Altman has assembled a mountain of talented actors that include a bitchy Maggie Smith, a pompous Michael Gambon, an obnoxious Kristin Scott Thomas, a vulnerable Camilla Rutherford, a desperate Tom Hollander, a devil-may-care Geraldine Somerville, a knows-where-he-stands Jeremy Northam, a douchebag Bob Balaban, a horny Ryan Phillipe, a stupid Stephen Fry, a loyal Sophie Thompson, a principled Helen Mirren, an enigmatic Clive Owen, a no-nonsense Emily Watson, a not-to-be-messed-with Richard E. Grant, a pulling-it-together Derek Jacobi, a frightened Alan Bates, a grumpy Eileen Atkins and an adorable Kelly Macdonald. 'Gosford Park' has one of the best ensemble cast.

I also loved the soundtrack. It is never overdone. The jazzy tracks contribute well in setting the atmosphere and there are some wonderful songs performed by Jeremy Northam's character.

In the beginning, it is a little difficult to keep up with the names of the characters which leads to a bit of confusion but with a little bit of patience, once you're over that, it becomes easy to follow. Like a beautiful painting, once it captivates the viewers attention it immediately involves them in an alternate world.
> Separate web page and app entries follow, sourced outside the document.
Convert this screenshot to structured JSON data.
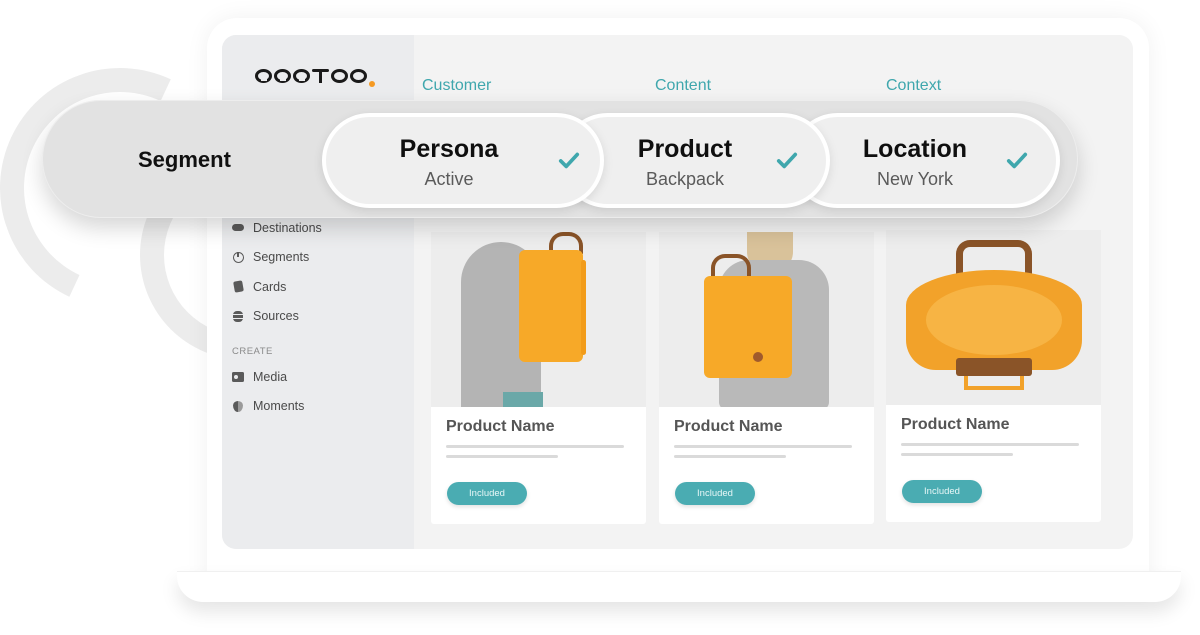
{
  "brand": {
    "logo_text": "occtoo",
    "accent_color": "#f59a23"
  },
  "sidebar": {
    "items": [
      {
        "label": "Destinations",
        "icon": "cloud-icon"
      },
      {
        "label": "Segments",
        "icon": "pie-chart-icon"
      },
      {
        "label": "Cards",
        "icon": "cards-icon"
      },
      {
        "label": "Sources",
        "icon": "database-icon"
      }
    ],
    "section_create": "CREATE",
    "create_items": [
      {
        "label": "Media",
        "icon": "image-icon"
      },
      {
        "label": "Moments",
        "icon": "heart-icon"
      }
    ]
  },
  "categories": {
    "customer": "Customer",
    "content": "Content",
    "context": "Context",
    "color": "#3fa7ad"
  },
  "segment": {
    "label": "Segment",
    "pills": [
      {
        "title": "Persona",
        "value": "Active",
        "checked": true
      },
      {
        "title": "Product",
        "value": "Backpack",
        "checked": true
      },
      {
        "title": "Location",
        "value": "New York",
        "checked": true
      }
    ],
    "check_color": "#3fa7ad"
  },
  "products": [
    {
      "name": "Product Name",
      "status": "Included",
      "image": "yellow backpack worn by man"
    },
    {
      "name": "Product Name",
      "status": "Included",
      "image": "yellow backpack worn by woman"
    },
    {
      "name": "Product Name",
      "status": "Included",
      "image": "open yellow tote bag"
    }
  ],
  "badge_color": "#4aacb2"
}
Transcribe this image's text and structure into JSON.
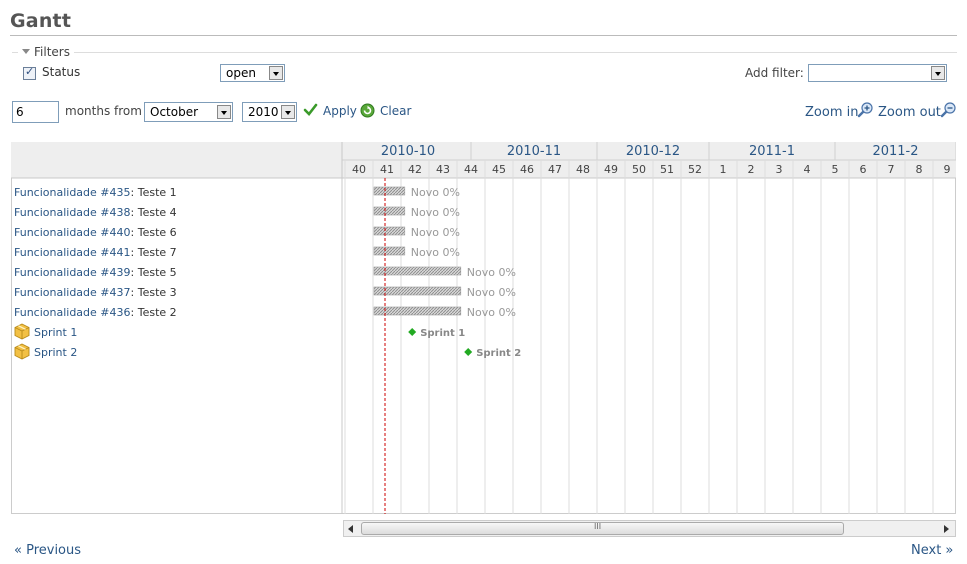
{
  "page": {
    "title": "Gantt"
  },
  "filters": {
    "legend": "Filters",
    "status_label": "Status",
    "status_checked": true,
    "status_operator": "open",
    "add_filter_label": "Add filter:",
    "add_filter_value": ""
  },
  "period": {
    "months": "6",
    "months_from_label": "months from",
    "month": "October",
    "year": "2010",
    "apply_label": "Apply",
    "clear_label": "Clear"
  },
  "zoom": {
    "in_label": "Zoom in",
    "out_label": "Zoom out"
  },
  "gantt": {
    "months": [
      "2010-10",
      "2010-11",
      "2010-12",
      "2011-1",
      "2011-2"
    ],
    "weeks": [
      "40",
      "41",
      "42",
      "43",
      "44",
      "45",
      "46",
      "47",
      "48",
      "49",
      "50",
      "51",
      "52",
      "1",
      "2",
      "3",
      "4",
      "5",
      "6",
      "7",
      "8",
      "9"
    ],
    "issues": [
      {
        "tracker": "Funcionalidade #435",
        "subject": ": Teste 1",
        "status_label": "Novo 0%"
      },
      {
        "tracker": "Funcionalidade #438",
        "subject": ": Teste 4",
        "status_label": "Novo 0%"
      },
      {
        "tracker": "Funcionalidade #440",
        "subject": ": Teste 6",
        "status_label": "Novo 0%"
      },
      {
        "tracker": "Funcionalidade #441",
        "subject": ": Teste 7",
        "status_label": "Novo 0%"
      },
      {
        "tracker": "Funcionalidade #439",
        "subject": ": Teste 5",
        "status_label": "Novo 0%"
      },
      {
        "tracker": "Funcionalidade #437",
        "subject": ": Teste 3",
        "status_label": "Novo 0%"
      },
      {
        "tracker": "Funcionalidade #436",
        "subject": ": Teste 2",
        "status_label": "Novo 0%"
      }
    ],
    "versions": [
      {
        "name": "Sprint 1",
        "label": "Sprint 1"
      },
      {
        "name": "Sprint 2",
        "label": "Sprint 2"
      }
    ],
    "scrollbar_grip": "III"
  },
  "pager": {
    "previous": "« Previous",
    "next": "Next »"
  },
  "colors": {
    "link": "#2a5685",
    "header_bg": "#eeeeee",
    "grid": "#dddddd",
    "today_line": "#cc0000",
    "milestone": "#22aa22"
  }
}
From the start, you feel like an ignored guest and at the end it's as though the host has just seen you out.


8 of 8 people found this review helpful.  Was this review helpful to you? | Report this
Review this title | See all 648 user reviews »

Contribute to This Page



Recently Viewed